Discussing Plans for Mission Week

Last year’s sophomore class officers sport their Mission Week gear and holding their raffle baskets.

Julia Rhodes and Lucie McMillen

The week prior to Thanksgiving break every school year, St. Joe celebrates its annual and well-known Mission Week. Mission week is a week full of fun activities produced by each class, but is centered around supporting and giving back to the CSJs, the founders of our school, by raising money through various activities. Some of these activities include buying raffle baskets, being able to purchase food from some of your favorite restaurants along with some homemade goodies made by your fellow classmates, and of course, buying mission week swag!

As we head into this new school year with COVID restrictions, there are many unknowns about the future. However, one thing is for certain: St. Joe will still have a Mission Week. Even though it might be slightly different, Campus Minister Ms. Anna Hotop and class officers are working extremely hard to serve those in needs, while also making the time fun and remaining safe with the pandemic protocols.

“Mission Week is such a tradition here at St. Joe that it’s hard to think about it any differently,” Ms. Hotop said.

Sophomore Jane Mortlan agreed with Ms. Hotop that maintaining the tradition as well as a positive attitude is a must. 

“It might look different, but we’ll still have just as much fun,” Jane said. 

It is still very early, so exact plans are not definite yet, but ideas for this year’s clothes, activities, and food are all underway. The class officers have been planning since August and are hoping to order clothes soon.

However, even with alterations, people still have some questions regarding how Mission Week will be working exactly. These questions include:

Can people still purchase items from one another?

Will the Faculty Show still occur?

These aspects of Mission Week are currently being discussed and analyzed considering the current situation. Some possibilities include buying and selling things online, pre-ordering Mission Week attire, and having the Faculty Show happen twice for each half of the alphabet or making it virtual. Organizers know that the Faculty Show is most students’ favorite part of the week, and promise that will not be overlooked. 

Food items may be more difficult to sell in-person due to COVID-19, but selling non-edible trinkets such as bracelets and other items can still happen.

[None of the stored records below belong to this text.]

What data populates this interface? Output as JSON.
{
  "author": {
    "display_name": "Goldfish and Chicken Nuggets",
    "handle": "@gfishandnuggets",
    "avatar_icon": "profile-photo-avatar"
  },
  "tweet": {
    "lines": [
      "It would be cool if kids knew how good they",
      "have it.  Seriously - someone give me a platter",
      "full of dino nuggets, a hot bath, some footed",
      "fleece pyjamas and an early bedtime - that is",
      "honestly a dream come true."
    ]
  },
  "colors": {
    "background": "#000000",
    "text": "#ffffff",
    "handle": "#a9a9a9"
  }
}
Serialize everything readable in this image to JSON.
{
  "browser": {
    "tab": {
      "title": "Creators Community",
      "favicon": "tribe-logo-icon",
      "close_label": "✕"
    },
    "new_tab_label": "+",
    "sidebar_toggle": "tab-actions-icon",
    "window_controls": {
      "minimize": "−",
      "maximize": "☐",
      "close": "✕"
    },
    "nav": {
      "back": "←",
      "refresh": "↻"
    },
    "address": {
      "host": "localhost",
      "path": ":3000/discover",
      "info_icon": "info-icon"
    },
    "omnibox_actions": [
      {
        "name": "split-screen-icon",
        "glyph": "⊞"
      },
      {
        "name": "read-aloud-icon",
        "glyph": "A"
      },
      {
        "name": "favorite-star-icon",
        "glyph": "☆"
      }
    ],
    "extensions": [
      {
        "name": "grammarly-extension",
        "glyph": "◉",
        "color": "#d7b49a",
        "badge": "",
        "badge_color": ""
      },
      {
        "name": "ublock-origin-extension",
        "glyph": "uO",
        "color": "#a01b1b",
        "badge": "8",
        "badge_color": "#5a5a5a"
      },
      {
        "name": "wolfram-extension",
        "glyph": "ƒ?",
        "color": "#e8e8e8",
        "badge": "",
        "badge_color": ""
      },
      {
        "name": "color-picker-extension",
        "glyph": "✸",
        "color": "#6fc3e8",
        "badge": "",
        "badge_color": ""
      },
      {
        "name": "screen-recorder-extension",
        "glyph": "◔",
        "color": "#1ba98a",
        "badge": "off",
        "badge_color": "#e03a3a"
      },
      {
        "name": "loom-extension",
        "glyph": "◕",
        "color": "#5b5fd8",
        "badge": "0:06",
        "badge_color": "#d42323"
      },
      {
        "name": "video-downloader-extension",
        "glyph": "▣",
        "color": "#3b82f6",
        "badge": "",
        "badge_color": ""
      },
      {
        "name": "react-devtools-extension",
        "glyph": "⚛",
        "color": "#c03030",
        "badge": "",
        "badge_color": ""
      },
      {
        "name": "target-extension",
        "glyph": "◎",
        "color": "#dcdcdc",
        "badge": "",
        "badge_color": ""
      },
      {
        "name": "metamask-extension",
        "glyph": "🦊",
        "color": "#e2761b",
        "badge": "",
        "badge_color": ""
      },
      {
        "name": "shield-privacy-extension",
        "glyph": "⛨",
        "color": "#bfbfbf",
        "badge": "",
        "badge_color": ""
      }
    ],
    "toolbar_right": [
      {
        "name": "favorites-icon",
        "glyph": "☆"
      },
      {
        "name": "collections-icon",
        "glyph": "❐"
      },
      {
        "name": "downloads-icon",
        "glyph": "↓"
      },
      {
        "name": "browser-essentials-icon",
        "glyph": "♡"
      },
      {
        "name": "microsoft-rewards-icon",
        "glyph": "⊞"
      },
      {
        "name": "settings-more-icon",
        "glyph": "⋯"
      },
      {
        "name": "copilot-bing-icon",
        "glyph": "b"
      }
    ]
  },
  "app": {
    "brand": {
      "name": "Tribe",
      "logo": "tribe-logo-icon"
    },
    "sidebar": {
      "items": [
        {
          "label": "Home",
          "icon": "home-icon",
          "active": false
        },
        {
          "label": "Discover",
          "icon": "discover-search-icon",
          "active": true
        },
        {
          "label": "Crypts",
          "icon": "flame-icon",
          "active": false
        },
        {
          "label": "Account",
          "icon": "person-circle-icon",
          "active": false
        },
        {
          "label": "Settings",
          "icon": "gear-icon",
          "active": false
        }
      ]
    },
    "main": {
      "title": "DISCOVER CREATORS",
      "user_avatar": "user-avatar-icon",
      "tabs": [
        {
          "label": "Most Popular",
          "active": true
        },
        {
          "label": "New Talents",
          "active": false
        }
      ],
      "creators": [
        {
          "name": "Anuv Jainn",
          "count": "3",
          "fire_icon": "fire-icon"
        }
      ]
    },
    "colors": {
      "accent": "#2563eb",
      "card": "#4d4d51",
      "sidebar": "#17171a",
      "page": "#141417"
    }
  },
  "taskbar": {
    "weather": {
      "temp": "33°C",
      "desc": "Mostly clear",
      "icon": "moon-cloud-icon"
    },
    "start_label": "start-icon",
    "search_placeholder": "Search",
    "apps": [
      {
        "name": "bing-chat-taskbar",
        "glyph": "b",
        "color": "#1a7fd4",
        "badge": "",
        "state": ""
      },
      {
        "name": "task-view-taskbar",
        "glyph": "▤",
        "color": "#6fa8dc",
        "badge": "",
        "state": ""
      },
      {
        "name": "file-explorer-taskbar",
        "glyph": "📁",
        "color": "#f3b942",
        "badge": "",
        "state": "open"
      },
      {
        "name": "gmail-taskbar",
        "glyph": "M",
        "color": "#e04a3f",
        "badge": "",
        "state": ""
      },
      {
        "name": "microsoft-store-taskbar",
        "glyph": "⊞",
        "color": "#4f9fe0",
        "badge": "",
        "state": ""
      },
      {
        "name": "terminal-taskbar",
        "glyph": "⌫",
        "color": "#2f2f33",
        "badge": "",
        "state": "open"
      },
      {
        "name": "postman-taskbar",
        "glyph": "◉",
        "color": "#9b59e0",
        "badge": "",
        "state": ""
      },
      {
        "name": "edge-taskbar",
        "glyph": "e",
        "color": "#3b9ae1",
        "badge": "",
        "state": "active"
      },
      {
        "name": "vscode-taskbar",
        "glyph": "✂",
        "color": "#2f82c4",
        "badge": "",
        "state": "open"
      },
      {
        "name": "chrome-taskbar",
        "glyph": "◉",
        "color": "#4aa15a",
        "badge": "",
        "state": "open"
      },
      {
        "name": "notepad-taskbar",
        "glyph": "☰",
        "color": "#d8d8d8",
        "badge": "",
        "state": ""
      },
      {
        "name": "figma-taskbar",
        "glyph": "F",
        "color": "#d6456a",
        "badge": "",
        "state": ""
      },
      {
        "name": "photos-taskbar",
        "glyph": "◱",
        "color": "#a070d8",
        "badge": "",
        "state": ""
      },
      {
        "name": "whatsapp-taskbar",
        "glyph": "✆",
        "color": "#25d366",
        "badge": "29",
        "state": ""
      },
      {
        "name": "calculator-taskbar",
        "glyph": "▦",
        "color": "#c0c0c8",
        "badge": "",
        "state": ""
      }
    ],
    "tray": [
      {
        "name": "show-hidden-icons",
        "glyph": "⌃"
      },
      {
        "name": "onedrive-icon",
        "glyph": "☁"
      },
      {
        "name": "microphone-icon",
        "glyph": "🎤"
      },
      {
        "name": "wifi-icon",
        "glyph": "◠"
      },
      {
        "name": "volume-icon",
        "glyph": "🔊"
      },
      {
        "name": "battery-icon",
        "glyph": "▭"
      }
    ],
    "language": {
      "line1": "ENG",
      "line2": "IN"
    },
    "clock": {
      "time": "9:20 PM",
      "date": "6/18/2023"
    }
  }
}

Running to buy Mission Week clothing will not occur this year like usual, but pre-ordering clothing is a definite consideration. Alternatively, if you wait to order clothing until Mission Week versus, you might not have it for Mission Week. However, other items could be available to rock the entire week. 

Since the entire student body enjoys Mission Week, an idea is currently spreading about having a Mission Month. Interestingly, Mission Week did not originally begin as a week. In fact, it started as Mission Day, then extended to a week.  So, having a Mission Month could provide us with more time to do activities that revolve around the typical Mission Week. 

Some of the activities might be having different food trucks come to St. Joe or having a rock-paper-scissors competition (while still being socially distanced, of course). Also, if it is spread out over a month, that would allow students more opportunity to wear their mission attire. This idea is still up in the air, but it is the students who set the tone. Therefore, if we are excited with positive attitudes, we will all have a great time. 

Ms. Hotop and Campus Ministry want everyone to keep in mind that most importantly, we must remember the purpose of Mission Week is to support the CSJs and their causes.

While this year’s Mission Week will no doubt be different,  in the end, it is up to the students to make it as exciting as possible. If the student body approaches Mission Week positively and tries to make it as fun as they can, it will hopefully live up to the expectations of past years.